But the dead language seems to be in for yet another incarnation. A renewed breed of Latin lover is lending an ear to the words and phrases once spoken by Caesars, poets and, appropriately, pompous ancient Romans. They're called "Latin-droppers."

Akin to name-droppers -- with similar motivation -- they'll flash a toothy William F. Buckley Jr. grin or tip their George Will spectacles with learned pretention and interject an absit invidia or an e contrario into any conversation. The results: People are startled, bullied, gagged or impressed. Others with a little schoolboy Latin turn immediately defensive.
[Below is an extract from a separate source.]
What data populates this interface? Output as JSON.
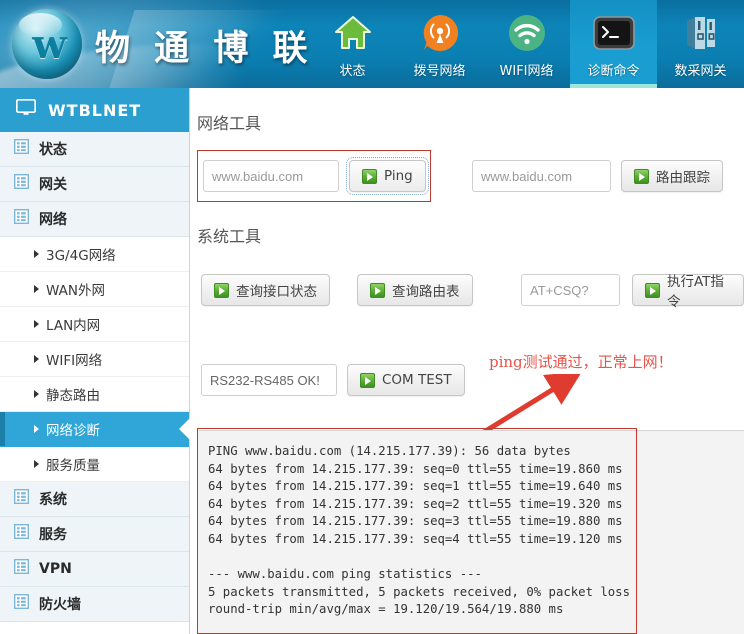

"When you go into Latin, you knock people dead . . . you feel as though you can just snow anybody in the room," says Eugene Ehrlich, author of Amo, Amas, Amat and More: How to Use Latin to Your Own Advantage and to the Astonishment of Others (Harper & Row, $14.95). "It's the whole business of changing the debate by changing the language -- what the Reagan people do when they call MX missiles the Peacekeeper."

Ehrlich, the chief editor of the Oxford American Dictionary and senior lecturer of English and Comparative Literature at Columbia University, came by his credentials via "Third Avenue, near East Midtown -- a tough section of New York." He credits his embrace of linguistics to a college professor's warning. "I had a terrible accent," says Ehrlich, 62, recalling that two of the original Dead-End Kids were his childhood buddies. "When I went to college, I was told I'd never get a job as a teacher if I didn't speak better."

Today, says Ehrlich, with the precise articulation of a scholar, "I slip into Latin and French sometimes without being able to help myself -- and, yes, it can be pompous."

The motive of Latin-droppers, he says, is "to decorate, to show one is pretty smart, pretty well educated. Buckley is a real one. So is George Will. They just love to throw in a little Latin, to say 'ex cathedra' instead of 'with authority,' to use 'circa' to impress. It can be a pain in the neck."

But Ehrlich defends Latin-dropping in the same breath: "A lot of people use Latin but with less show. We owe an enormous debt to the language in our own vocabulary . . . Curriculum vitae, for instance, means re'sume'. Guys like Buckley and Will and my academic friends will say it. Everyone else uses the word re'sume', which is right out of the French and even takes an accent. All it really means is our work and personal history."

Ehrlich says his original title for the book was "All The Latin You Need To Know To Understand William F. Buckley and Others of That Ilk." The publisher turned it down but, in the spirit of fairness and smart marketing, asked Buckley to write the book's introduction.

Feigning innocence of flagrant use of Latin, Buckley wrote: " . . . the few Latin phrases I am comfortable with I tend to use without apology. For instance, for some reason I find it handier even in idiomatic exchanges to say per impossible over against, say, 'assuming that the impossible were actually to take place.' "

Next to the book's scholarly yet humorous renderings of Latin expression, Ehrlich says he most likes that it reflects the currency of a language reputed to be dead.

"When you talk about delenda est Carthago (Carthage must be destroyed) and you read the entry about using rhetoric to stir irrational passions to crush a helpless rival," says Ehrlich, "you realize they're doing the same thing to us right now in Washington. They tell us little Nicaragua is a terrible threat to us and must be stopped."

Latin's contemporary context, agrees Charles Briody, who has taught a course called "Latin for the Workingman" through the University of the District of Columbia's Division of Continuing Education, is the book's greatest value.

Briody, who holds three M.A.s (one in Latin from Columbia University) and was recently named by George Mason University to teach its Latin curriculum, tries to demonstrate the language's relevant connections in his courses. A "human rights activist" and Unitarian minister, he says most people are surprised to learn that Latin goes straight for the jugular of modern controversy.

Typically, Briody, 43, will touch on the 1st-century B.C. dramatist Terence's comment on teen-age pregnancy: Persuasit nox, amor, vinum, adulescentia/Humanumst ("Darkness, passion, booze and youth were responsible. It's only human").

*"One of our unfortunate inheritances from the Romans," says Briody, "is sexism." Sit non doctissima coniux, which describes one Roman's formula for a happy marriage, translates, "May my wife not be very intelligent."

Of the 17 students enrolled in his UDC course last summer, Briody mentions an octogenarian who wanted to "brush up on his Latin after a half century," and an accountancy professor who was "tired of snooty columnists" who throw in gratuitous phrases.

"I don't think Buckley will intimidate him anymore," says Briody, who adds that because Washington tips the scales in law, politics and, some would say, pretention, there are probably more Latin phrases dropped per capita here than elsewhere in the country.